What you will do
Whenever a picture appears, omit it, and set down everything else in the records exactly.

Given information
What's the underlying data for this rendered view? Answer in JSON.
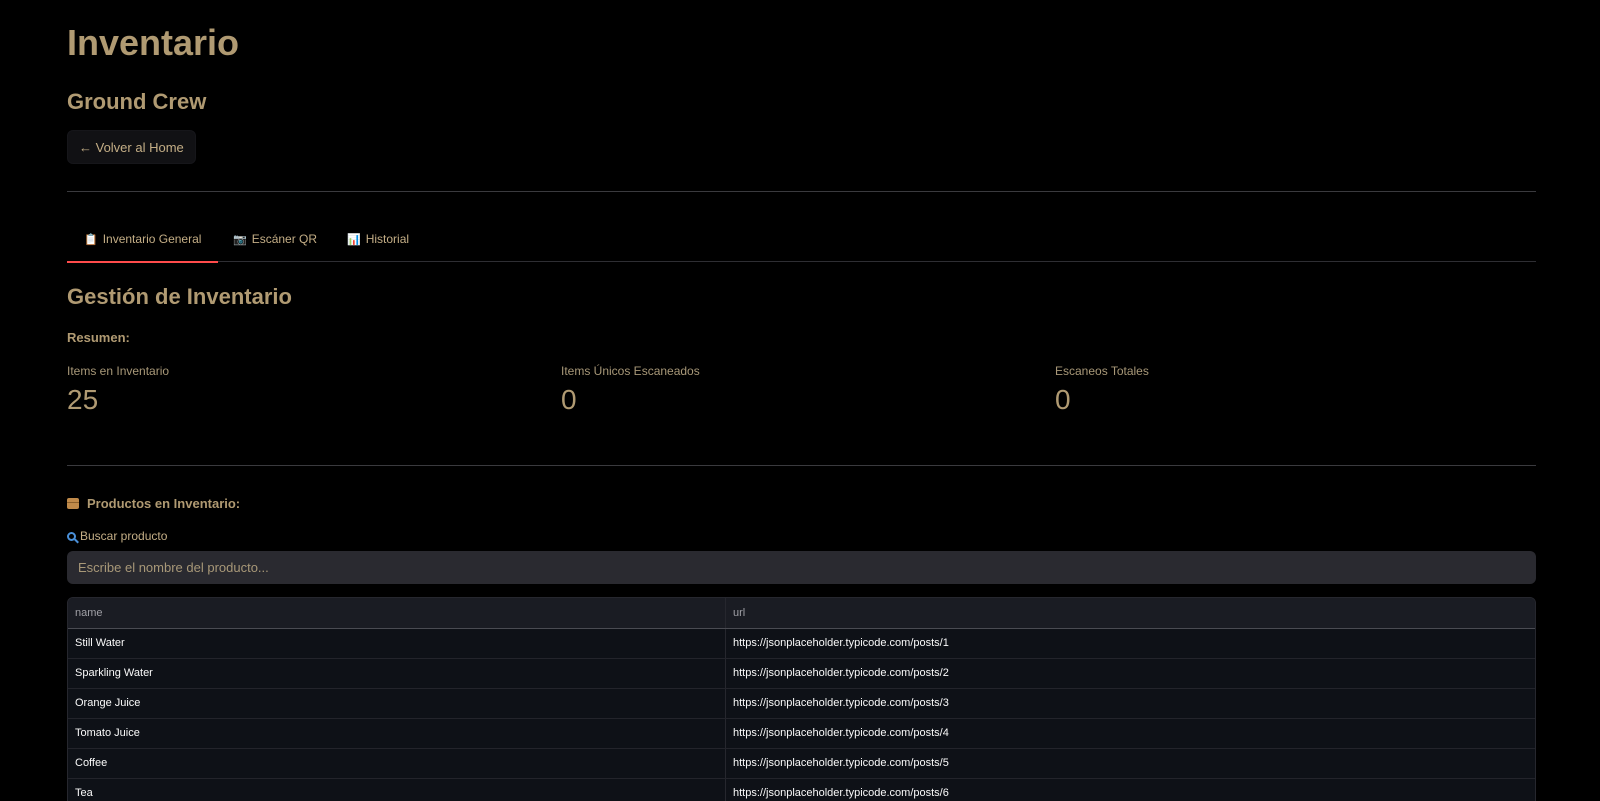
{
  "page": {
    "title": "Inventario",
    "subtitle": "Ground Crew"
  },
  "nav": {
    "back_label": "← Volver al Home"
  },
  "tabs": [
    {
      "icon": "clipboard-icon",
      "glyph": "📋",
      "label": "Inventario General",
      "active": true
    },
    {
      "icon": "camera-icon",
      "glyph": "📷",
      "label": "Escáner QR",
      "active": false
    },
    {
      "icon": "bar-chart-icon",
      "glyph": "📊",
      "label": "Historial",
      "active": false
    }
  ],
  "inventory": {
    "section_title": "Gestión de Inventario",
    "summary_label": "Resumen:",
    "metrics": [
      {
        "label": "Items en Inventario",
        "value": "25"
      },
      {
        "label": "Items Únicos Escaneados",
        "value": "0"
      },
      {
        "label": "Escaneos Totales",
        "value": "0"
      }
    ],
    "products_title": "Productos en Inventario:",
    "products_icon": "package-icon",
    "search": {
      "label": "Buscar producto",
      "icon": "magnifier-icon",
      "placeholder": "Escribe el nombre del producto..."
    },
    "table": {
      "columns": [
        "name",
        "url"
      ],
      "rows": [
        {
          "name": "Still Water",
          "url": "https://jsonplaceholder.typicode.com/posts/1"
        },
        {
          "name": "Sparkling Water",
          "url": "https://jsonplaceholder.typicode.com/posts/2"
        },
        {
          "name": "Orange Juice",
          "url": "https://jsonplaceholder.typicode.com/posts/3"
        },
        {
          "name": "Tomato Juice",
          "url": "https://jsonplaceholder.typicode.com/posts/4"
        },
        {
          "name": "Coffee",
          "url": "https://jsonplaceholder.typicode.com/posts/5"
        },
        {
          "name": "Tea",
          "url": "https://jsonplaceholder.typicode.com/posts/6"
        }
      ]
    }
  },
  "colors": {
    "background": "#000000",
    "accent_text": "#b09a72",
    "active_tab_underline": "#ff4b4b"
  }
}
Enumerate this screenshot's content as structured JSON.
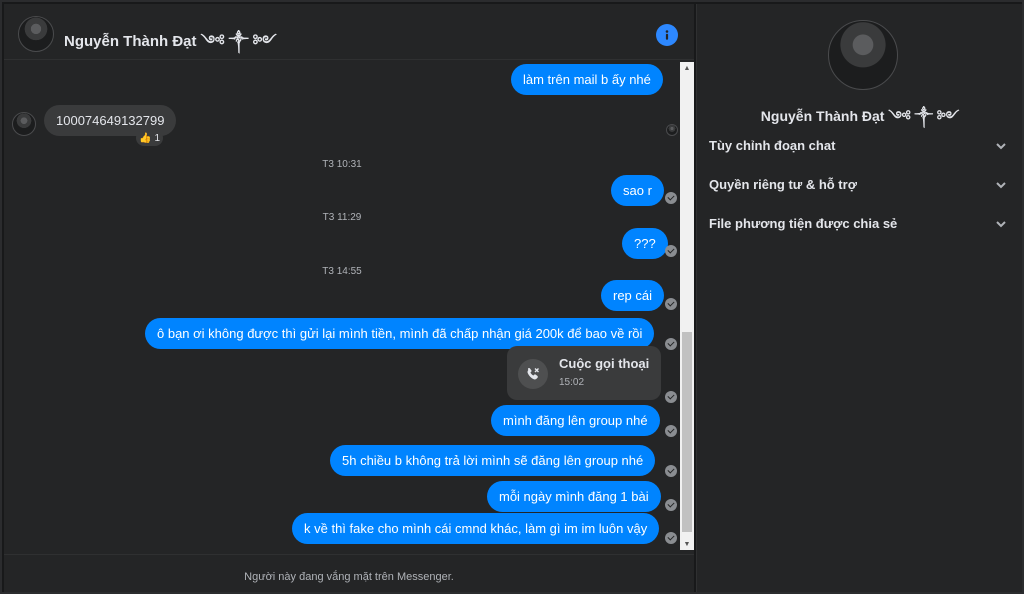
{
  "header": {
    "contact_name": "Nguyễn Thành Đạt ༺ ༒ ༻"
  },
  "messages": [
    {
      "type": "out",
      "text": "làm trên mail b ấy nhé"
    },
    {
      "type": "in",
      "text": "100074649132799",
      "reaction": "1"
    },
    {
      "type": "time",
      "text": "T3 10:31"
    },
    {
      "type": "out",
      "text": "sao r"
    },
    {
      "type": "time",
      "text": "T3 11:29"
    },
    {
      "type": "out",
      "text": "???"
    },
    {
      "type": "time",
      "text": "T3 14:55"
    },
    {
      "type": "out",
      "text": "rep cái"
    },
    {
      "type": "out",
      "text": "ô bạn ơi không được thì gửi lại mình tiền, mình đã chấp nhận giá 200k để bao về rồi"
    },
    {
      "type": "out",
      "text": "mình đăng lên group nhé"
    },
    {
      "type": "out",
      "text": "5h chiều b không trả lời mình sẽ đăng lên group nhé"
    },
    {
      "type": "out",
      "text": "mỗi ngày mình đăng 1 bài"
    },
    {
      "type": "out",
      "text": "k về thì fake cho mình cái cmnd khác, làm gì im im luôn vậy"
    }
  ],
  "call": {
    "title": "Cuộc gọi thoại",
    "time": "15:02"
  },
  "footer": {
    "status": "Người này đang vắng mặt trên Messenger."
  },
  "sidebar": {
    "name": "Nguyễn Thành Đạt ༺ ༒ ༻",
    "items": [
      {
        "label": "Tùy chỉnh đoạn chat"
      },
      {
        "label": "Quyền riêng tư & hỗ trợ"
      },
      {
        "label": "File phương tiện được chia sẻ"
      }
    ]
  },
  "colors": {
    "accent": "#0084ff",
    "info": "#2d88ff",
    "background": "#242526"
  },
  "icons": {
    "info": "info-icon",
    "call": "missed-call-icon",
    "chevron": "chevron-down-icon",
    "seen": "seen-check-icon",
    "reaction": "thumbs-up-icon"
  }
}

Response to this task
What's the underlying data for this rendered view? Answer in JSON.
{
  "page": {
    "title": "Inventario",
    "subtitle": "Ground Crew"
  },
  "nav": {
    "back_label": "← Volver al Home"
  },
  "tabs": [
    {
      "icon": "clipboard-icon",
      "glyph": "📋",
      "label": "Inventario General",
      "active": true
    },
    {
      "icon": "camera-icon",
      "glyph": "📷",
      "label": "Escáner QR",
      "active": false
    },
    {
      "icon": "bar-chart-icon",
      "glyph": "📊",
      "label": "Historial",
      "active": false
    }
  ],
  "inventory": {
    "section_title": "Gestión de Inventario",
    "summary_label": "Resumen:",
    "metrics": [
      {
        "label": "Items en Inventario",
        "value": "25"
      },
      {
        "label": "Items Únicos Escaneados",
        "value": "0"
      },
      {
        "label": "Escaneos Totales",
        "value": "0"
      }
    ],
    "products_title": "Productos en Inventario:",
    "products_icon": "package-icon",
    "search": {
      "label": "Buscar producto",
      "icon": "magnifier-icon",
      "placeholder": "Escribe el nombre del producto..."
    },
    "table": {
      "columns": [
        "name",
        "url"
      ],
      "rows": [
        {
          "name": "Still Water",
          "url": "https://jsonplaceholder.typicode.com/posts/1"
        },
        {
          "name": "Sparkling Water",
          "url": "https://jsonplaceholder.typicode.com/posts/2"
        },
        {
          "name": "Orange Juice",
          "url": "https://jsonplaceholder.typicode.com/posts/3"
        },
        {
          "name": "Tomato Juice",
          "url": "https://jsonplaceholder.typicode.com/posts/4"
        },
        {
          "name": "Coffee",
          "url": "https://jsonplaceholder.typicode.com/posts/5"
        },
        {
          "name": "Tea",
          "url": "https://jsonplaceholder.typicode.com/posts/6"
        }
      ]
    }
  },
  "colors": {
    "background": "#000000",
    "accent_text": "#b09a72",
    "active_tab_underline": "#ff4b4b"
  }
}
Enumerate this screenshot's content as structured JSON.
{
  "header": {
    "contact_name": "Nguyễn Thành Đạt ༺ ༒ ༻"
  },
  "messages": [
    {
      "type": "out",
      "text": "làm trên mail b ấy nhé"
    },
    {
      "type": "in",
      "text": "100074649132799",
      "reaction": "1"
    },
    {
      "type": "time",
      "text": "T3 10:31"
    },
    {
      "type": "out",
      "text": "sao r"
    },
    {
      "type": "time",
      "text": "T3 11:29"
    },
    {
      "type": "out",
      "text": "???"
    },
    {
      "type": "time",
      "text": "T3 14:55"
    },
    {
      "type": "out",
      "text": "rep cái"
    },
    {
      "type": "out",
      "text": "ô bạn ơi không được thì gửi lại mình tiền, mình đã chấp nhận giá 200k để bao về rồi"
    },
    {
      "type": "out",
      "text": "mình đăng lên group nhé"
    },
    {
      "type": "out",
      "text": "5h chiều b không trả lời mình sẽ đăng lên group nhé"
    },
    {
      "type": "out",
      "text": "mỗi ngày mình đăng 1 bài"
    },
    {
      "type": "out",
      "text": "k về thì fake cho mình cái cmnd khác, làm gì im im luôn vậy"
    }
  ],
  "call": {
    "title": "Cuộc gọi thoại",
    "time": "15:02"
  },
  "footer": {
    "status": "Người này đang vắng mặt trên Messenger."
  },
  "sidebar": {
    "name": "Nguyễn Thành Đạt ༺ ༒ ༻",
    "items": [
      {
        "label": "Tùy chỉnh đoạn chat"
      },
      {
        "label": "Quyền riêng tư & hỗ trợ"
      },
      {
        "label": "File phương tiện được chia sẻ"
      }
    ]
  },
  "colors": {
    "accent": "#0084ff",
    "info": "#2d88ff",
    "background": "#242526"
  },
  "icons": {
    "info": "info-icon",
    "call": "missed-call-icon",
    "chevron": "chevron-down-icon",
    "seen": "seen-check-icon",
    "reaction": "thumbs-up-icon"
  }
}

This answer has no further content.